++++ DATASET EXCERPTS

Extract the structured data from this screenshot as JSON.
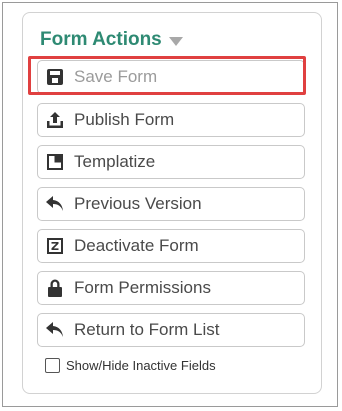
{
  "panel": {
    "title": "Form Actions",
    "buttons": [
      {
        "label": "Save Form",
        "icon": "save-icon",
        "state": "disabled"
      },
      {
        "label": "Publish Form",
        "icon": "upload-icon",
        "state": "enabled"
      },
      {
        "label": "Templatize",
        "icon": "template-icon",
        "state": "enabled"
      },
      {
        "label": "Previous Version",
        "icon": "undo-arrow-icon",
        "state": "enabled"
      },
      {
        "label": "Deactivate Form",
        "icon": "z-box-icon",
        "state": "enabled"
      },
      {
        "label": "Form Permissions",
        "icon": "lock-icon",
        "state": "enabled"
      },
      {
        "label": "Return to Form List",
        "icon": "return-arrow-icon",
        "state": "enabled"
      }
    ],
    "show_hide_inactive": {
      "label": "Show/Hide Inactive Fields",
      "checked": false
    }
  },
  "colors": {
    "title": "#2e8a73",
    "highlight": "#e04040",
    "icon": "#333333"
  }
}
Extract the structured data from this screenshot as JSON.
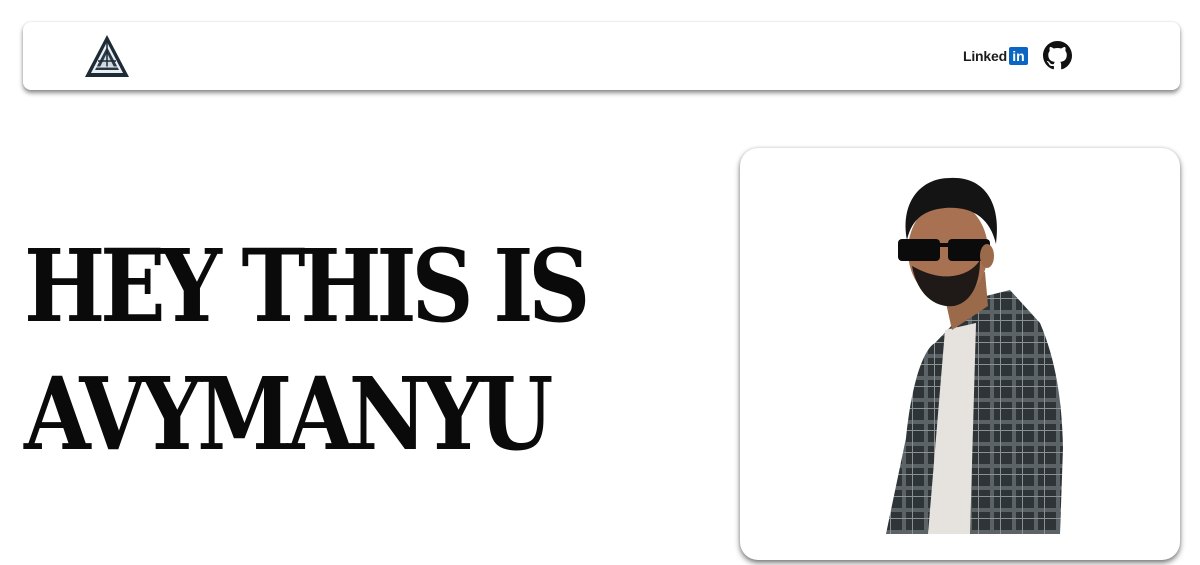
{
  "navbar": {
    "logo": {
      "icon": "triangle-logo-icon"
    },
    "links": {
      "linkedin": {
        "text": "Linked",
        "badge": "in",
        "icon": "linkedin-icon",
        "color": "#0a66c2"
      },
      "github": {
        "icon": "github-icon"
      }
    }
  },
  "hero": {
    "title_line1": "HEY THIS IS",
    "title_line2": "AVYMANYU"
  },
  "photo": {
    "subject": "profile-photo"
  }
}
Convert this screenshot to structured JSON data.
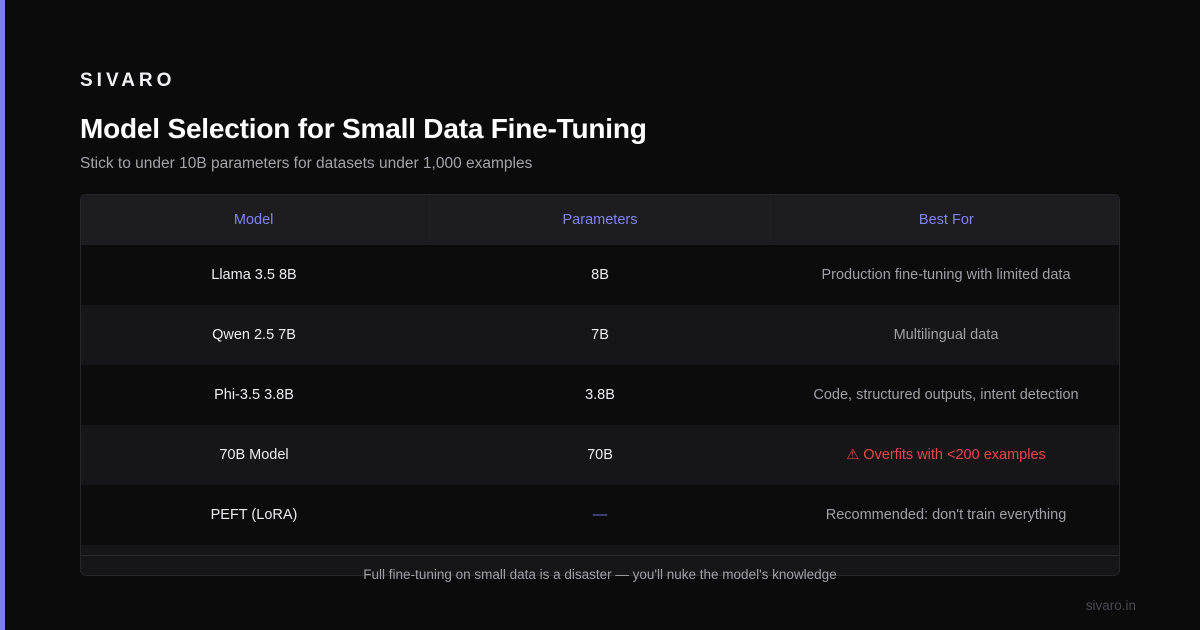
{
  "brand": "SIVARO",
  "title": "Model Selection for Small Data Fine-Tuning",
  "subtitle": "Stick to under 10B parameters for datasets under 1,000 examples",
  "table": {
    "headers": [
      "Model",
      "Parameters",
      "Best For"
    ],
    "rows": [
      {
        "model": "Llama 3.5 8B",
        "params": "8B",
        "best": "Production fine-tuning with limited data"
      },
      {
        "model": "Qwen 2.5 7B",
        "params": "7B",
        "best": "Multilingual data"
      },
      {
        "model": "Phi-3.5 3.8B",
        "params": "3.8B",
        "best": "Code, structured outputs, intent detection"
      },
      {
        "model": "70B Model",
        "params": "70B",
        "best": "⚠ Overfits with <200 examples"
      },
      {
        "model": "PEFT (LoRA)",
        "params": "—",
        "best": "Recommended: don't train everything"
      }
    ]
  },
  "footnote": "Full fine-tuning on small data is a disaster — you'll nuke the model's knowledge",
  "url": "sivaro.in",
  "colors": {
    "accent": "#7b7ff0",
    "header_text": "#8085ef",
    "warning": "#e5484d",
    "background": "#0b0b0c"
  }
}
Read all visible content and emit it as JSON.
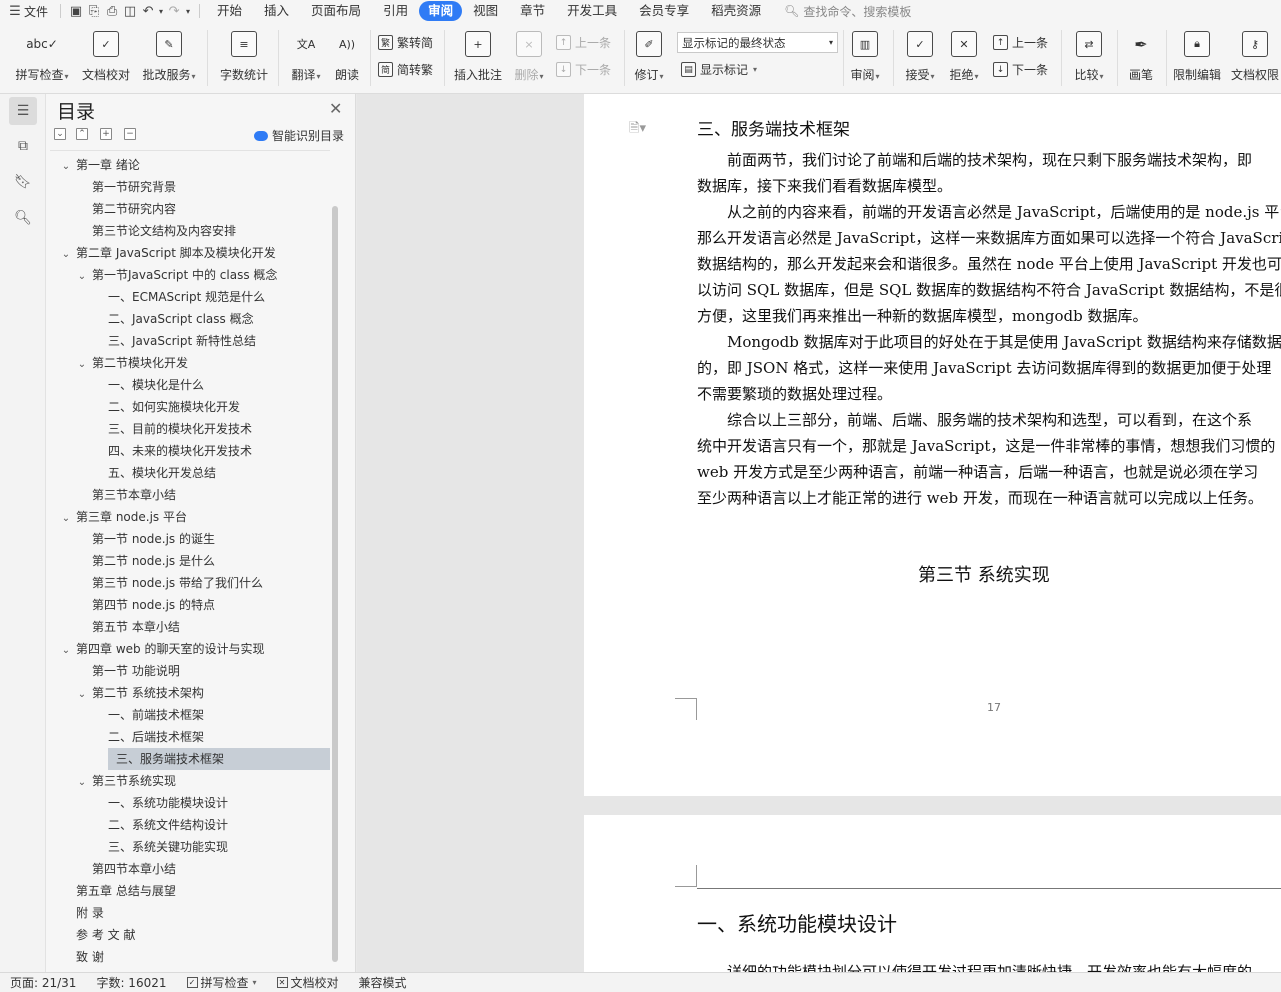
{
  "menubar": {
    "file_label": "文件",
    "tabs": [
      "开始",
      "插入",
      "页面布局",
      "引用",
      "审阅",
      "视图",
      "章节",
      "开发工具",
      "会员专享",
      "稻壳资源"
    ],
    "active_tab": "审阅",
    "search_placeholder": "查找命令、搜索模板"
  },
  "ribbon": {
    "spellcheck": "拼写检查",
    "doc_proof": "文档校对",
    "batch_service": "批改服务",
    "word_count": "字数统计",
    "translate": "翻译",
    "read_aloud": "朗读",
    "trad_simp": "繁转简",
    "simp_trad": "简转繁",
    "insert_comment": "插入批注",
    "delete": "删除",
    "prev_comment": "上一条",
    "next_comment": "下一条",
    "revise": "修订",
    "show_markup_select": "显示标记的最终状态",
    "show_markup": "显示标记",
    "review": "审阅",
    "accept": "接受",
    "reject": "拒绝",
    "prev_change": "上一条",
    "next_change": "下一条",
    "compare": "比较",
    "pen": "画笔",
    "restrict_edit": "限制编辑",
    "doc_permission": "文档权限"
  },
  "toc": {
    "title": "目录",
    "ai_label": "智能识别目录",
    "items": [
      {
        "text": "第一章  绪论",
        "level": 0,
        "twisty": "v"
      },
      {
        "text": "第一节研究背景",
        "level": 1,
        "twisty": ""
      },
      {
        "text": "第二节研究内容",
        "level": 1,
        "twisty": ""
      },
      {
        "text": "第三节论文结构及内容安排",
        "level": 1,
        "twisty": ""
      },
      {
        "text": "第二章   JavaScript 脚本及模块化开发",
        "level": 0,
        "twisty": "v"
      },
      {
        "text": "第一节JavaScript 中的 class 概念",
        "level": 1,
        "twisty": "v"
      },
      {
        "text": "一、ECMAScript 规范是什么",
        "level": 2,
        "twisty": ""
      },
      {
        "text": "二、JavaScript class 概念",
        "level": 2,
        "twisty": ""
      },
      {
        "text": "三、JavaScript 新特性总结",
        "level": 2,
        "twisty": ""
      },
      {
        "text": "第二节模块化开发",
        "level": 1,
        "twisty": "v"
      },
      {
        "text": "一、模块化是什么",
        "level": 2,
        "twisty": ""
      },
      {
        "text": "二、如何实施模块化开发",
        "level": 2,
        "twisty": ""
      },
      {
        "text": "三、目前的模块化开发技术",
        "level": 2,
        "twisty": ""
      },
      {
        "text": "四、未来的模块化开发技术",
        "level": 2,
        "twisty": ""
      },
      {
        "text": "五、模块化开发总结",
        "level": 2,
        "twisty": ""
      },
      {
        "text": "第三节本章小结",
        "level": 1,
        "twisty": ""
      },
      {
        "text": "第三章    node.js 平台",
        "level": 0,
        "twisty": "v"
      },
      {
        "text": "第一节  node.js 的诞生",
        "level": 1,
        "twisty": ""
      },
      {
        "text": "第二节  node.js 是什么",
        "level": 1,
        "twisty": ""
      },
      {
        "text": "第三节  node.js 带给了我们什么",
        "level": 1,
        "twisty": ""
      },
      {
        "text": "第四节  node.js 的特点",
        "level": 1,
        "twisty": ""
      },
      {
        "text": "第五节  本章小结",
        "level": 1,
        "twisty": ""
      },
      {
        "text": "第四章    web 的聊天室的设计与实现",
        "level": 0,
        "twisty": "v"
      },
      {
        "text": "第一节  功能说明",
        "level": 1,
        "twisty": ""
      },
      {
        "text": "第二节  系统技术架构",
        "level": 1,
        "twisty": "v"
      },
      {
        "text": "一、前端技术框架",
        "level": 2,
        "twisty": ""
      },
      {
        "text": "二、后端技术框架",
        "level": 2,
        "twisty": ""
      },
      {
        "text": "三、服务端技术框架",
        "level": 2,
        "twisty": "",
        "selected": true
      },
      {
        "text": "第三节系统实现",
        "level": 1,
        "twisty": "v"
      },
      {
        "text": "一、系统功能模块设计",
        "level": 2,
        "twisty": ""
      },
      {
        "text": "二、系统文件结构设计",
        "level": 2,
        "twisty": ""
      },
      {
        "text": "三、系统关键功能实现",
        "level": 2,
        "twisty": ""
      },
      {
        "text": "第四节本章小结",
        "level": 1,
        "twisty": ""
      },
      {
        "text": "第五章    总结与展望",
        "level": 0,
        "twisty": ""
      },
      {
        "text": "附    录",
        "level": 0,
        "twisty": ""
      },
      {
        "text": "参 考 文 献",
        "level": 0,
        "twisty": ""
      },
      {
        "text": "致    谢",
        "level": 0,
        "twisty": ""
      }
    ]
  },
  "document": {
    "heading_server": "三、服务端技术框架",
    "paragraphs": [
      "前面两节，我们讨论了前端和后端的技术架构，现在只剩下服务端技术架构，即",
      "数据库，接下来我们看看数据库模型。",
      "从之前的内容来看，前端的开发语言必然是 JavaScript，后端使用的是 node.js 平台",
      "那么开发语言必然是 JavaScript，这样一来数据库方面如果可以选择一个符合 JavaScrip",
      "数据结构的，那么开发起来会和谐很多。虽然在 node 平台上使用 JavaScript 开发也可",
      "以访问 SQL 数据库，但是 SQL 数据库的数据结构不符合 JavaScript 数据结构，不是很",
      "方便，这里我们再来推出一种新的数据库模型，mongodb 数据库。",
      "Mongodb 数据库对于此项目的好处在于其是使用 JavaScript 数据结构来存储数据",
      "的，即 JSON 格式，这样一来使用 JavaScript 去访问数据库得到的数据更加便于处理",
      "不需要繁琐的数据处理过程。",
      "综合以上三部分，前端、后端、服务端的技术架构和选型，可以看到，在这个系",
      "统中开发语言只有一个，那就是 JavaScript，这是一件非常棒的事情，想想我们习惯的",
      "web 开发方式是至少两种语言，前端一种语言，后端一种语言，也就是说必须在学习",
      "至少两种语言以上才能正常的进行 web 开发，而现在一种语言就可以完成以上任务。"
    ],
    "section_title": "第三节  系统实现",
    "page_number": "17",
    "heading_module": "一、系统功能模块设计",
    "cut_line": "详细的功能模块划分可以使得开发过程更加清晰快捷，开发效率也能有大幅度的"
  },
  "statusbar": {
    "page": "页面: 21/31",
    "words": "字数: 16021",
    "spellcheck": "拼写检查",
    "doc_proof": "文档校对",
    "compat_mode": "兼容模式"
  }
}
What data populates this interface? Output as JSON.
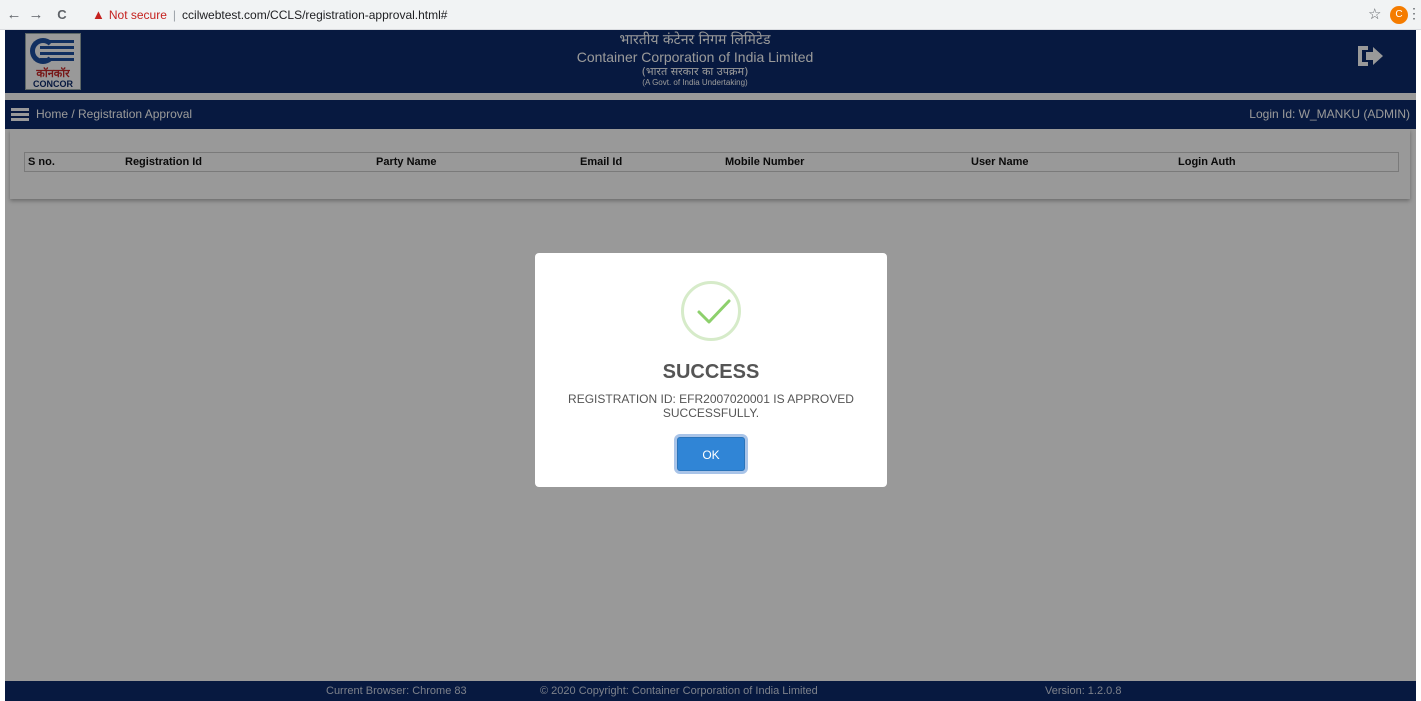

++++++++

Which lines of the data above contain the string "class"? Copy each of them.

__THE COMPLETED TASK__.
        "text": "第一节JavaScript 中的 class 概念",
        "text": "二、JavaScript class 概念",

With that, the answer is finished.